|| Checking for direct PDF access through Ovid
Little is known about the patient characteristics, social support networks, and relationship factors associated with excellent adherence in resource-limited settings, even though these can be important clues that inform the identification of targets and the approaches of individual- and community-based antiretroviral therapy adherence interventions. In this study, we aimed to understand how patient-selected treatment supports might affect antiretroviral treatment outcomes and to identify key components of support, including the social and material resources necessary for promoting high adherence in South Africa. Data were collected from the proceedings of 2 focus groups with 6 HIV-infected adults each and from 7 in-depth interviews with health care providers in the Western Cape Province of South Africa.
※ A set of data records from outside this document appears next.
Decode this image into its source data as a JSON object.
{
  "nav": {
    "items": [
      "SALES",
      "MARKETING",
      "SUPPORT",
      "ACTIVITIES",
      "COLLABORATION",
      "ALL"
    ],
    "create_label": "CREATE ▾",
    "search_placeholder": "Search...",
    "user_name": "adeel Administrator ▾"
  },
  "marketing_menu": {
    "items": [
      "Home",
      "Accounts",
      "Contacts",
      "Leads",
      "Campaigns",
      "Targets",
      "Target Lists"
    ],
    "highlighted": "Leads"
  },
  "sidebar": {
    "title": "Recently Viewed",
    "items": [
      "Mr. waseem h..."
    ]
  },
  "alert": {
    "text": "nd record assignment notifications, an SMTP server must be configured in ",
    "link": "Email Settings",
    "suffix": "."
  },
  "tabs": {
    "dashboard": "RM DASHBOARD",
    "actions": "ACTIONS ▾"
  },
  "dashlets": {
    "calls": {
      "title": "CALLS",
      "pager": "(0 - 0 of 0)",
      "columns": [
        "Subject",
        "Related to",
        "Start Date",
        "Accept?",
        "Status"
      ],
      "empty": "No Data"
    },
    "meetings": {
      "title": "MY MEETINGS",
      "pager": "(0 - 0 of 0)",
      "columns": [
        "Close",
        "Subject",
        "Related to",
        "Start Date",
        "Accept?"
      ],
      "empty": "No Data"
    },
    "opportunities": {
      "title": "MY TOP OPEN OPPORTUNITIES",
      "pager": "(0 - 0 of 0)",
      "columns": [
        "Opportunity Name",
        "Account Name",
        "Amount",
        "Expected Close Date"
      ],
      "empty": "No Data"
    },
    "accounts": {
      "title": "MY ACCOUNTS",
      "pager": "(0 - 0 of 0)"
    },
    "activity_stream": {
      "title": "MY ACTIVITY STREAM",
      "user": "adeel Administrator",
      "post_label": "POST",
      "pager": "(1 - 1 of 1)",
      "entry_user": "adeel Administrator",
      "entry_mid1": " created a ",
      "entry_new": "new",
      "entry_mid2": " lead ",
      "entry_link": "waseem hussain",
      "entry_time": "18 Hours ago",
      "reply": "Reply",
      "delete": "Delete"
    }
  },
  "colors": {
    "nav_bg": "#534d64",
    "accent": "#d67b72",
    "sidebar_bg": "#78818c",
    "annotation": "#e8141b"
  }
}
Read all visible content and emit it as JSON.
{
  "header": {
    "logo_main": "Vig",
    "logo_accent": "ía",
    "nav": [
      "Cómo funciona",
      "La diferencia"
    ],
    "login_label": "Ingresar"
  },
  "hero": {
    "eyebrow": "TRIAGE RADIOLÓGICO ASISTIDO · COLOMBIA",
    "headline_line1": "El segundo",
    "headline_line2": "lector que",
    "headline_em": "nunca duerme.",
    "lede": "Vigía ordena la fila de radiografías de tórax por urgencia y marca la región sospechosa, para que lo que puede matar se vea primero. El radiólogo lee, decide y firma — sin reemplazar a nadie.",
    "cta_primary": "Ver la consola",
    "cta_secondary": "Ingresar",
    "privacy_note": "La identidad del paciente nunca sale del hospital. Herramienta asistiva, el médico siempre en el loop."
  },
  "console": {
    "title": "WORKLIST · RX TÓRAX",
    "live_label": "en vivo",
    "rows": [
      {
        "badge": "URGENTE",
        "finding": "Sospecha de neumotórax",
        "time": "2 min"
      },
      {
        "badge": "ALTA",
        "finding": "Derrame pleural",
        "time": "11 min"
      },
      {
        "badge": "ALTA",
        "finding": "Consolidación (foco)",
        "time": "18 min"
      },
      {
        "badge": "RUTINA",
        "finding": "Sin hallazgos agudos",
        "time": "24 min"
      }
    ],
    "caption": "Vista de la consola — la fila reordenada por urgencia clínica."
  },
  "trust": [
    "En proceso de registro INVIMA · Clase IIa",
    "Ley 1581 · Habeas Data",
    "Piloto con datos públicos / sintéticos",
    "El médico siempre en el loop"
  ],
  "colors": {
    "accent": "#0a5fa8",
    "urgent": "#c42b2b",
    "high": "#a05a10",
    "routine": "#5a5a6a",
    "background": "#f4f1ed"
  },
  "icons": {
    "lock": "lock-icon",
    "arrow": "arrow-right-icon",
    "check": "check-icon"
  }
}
The patients and health care workers identified individuals-usually a mother, daughter, sister, brother, or partner-who were confidantes and had moral authority with them. These individuals command respect, and patients allow them to influence health-related decision making, both of which are necessary if they are to be effective treatment supporters. Barriers to adherence identified by study participants include alcohol abuse, stigma related to disclosure of HIV status, and lack of financial resources and food. These are critically important challenges to address if high adherence is to be achieved in this setting. In addition, our results suggest that interventions tailored to treatment supporter characteristics and relationship factors may be effective in influencing patients' antiretroviral therapy adherence.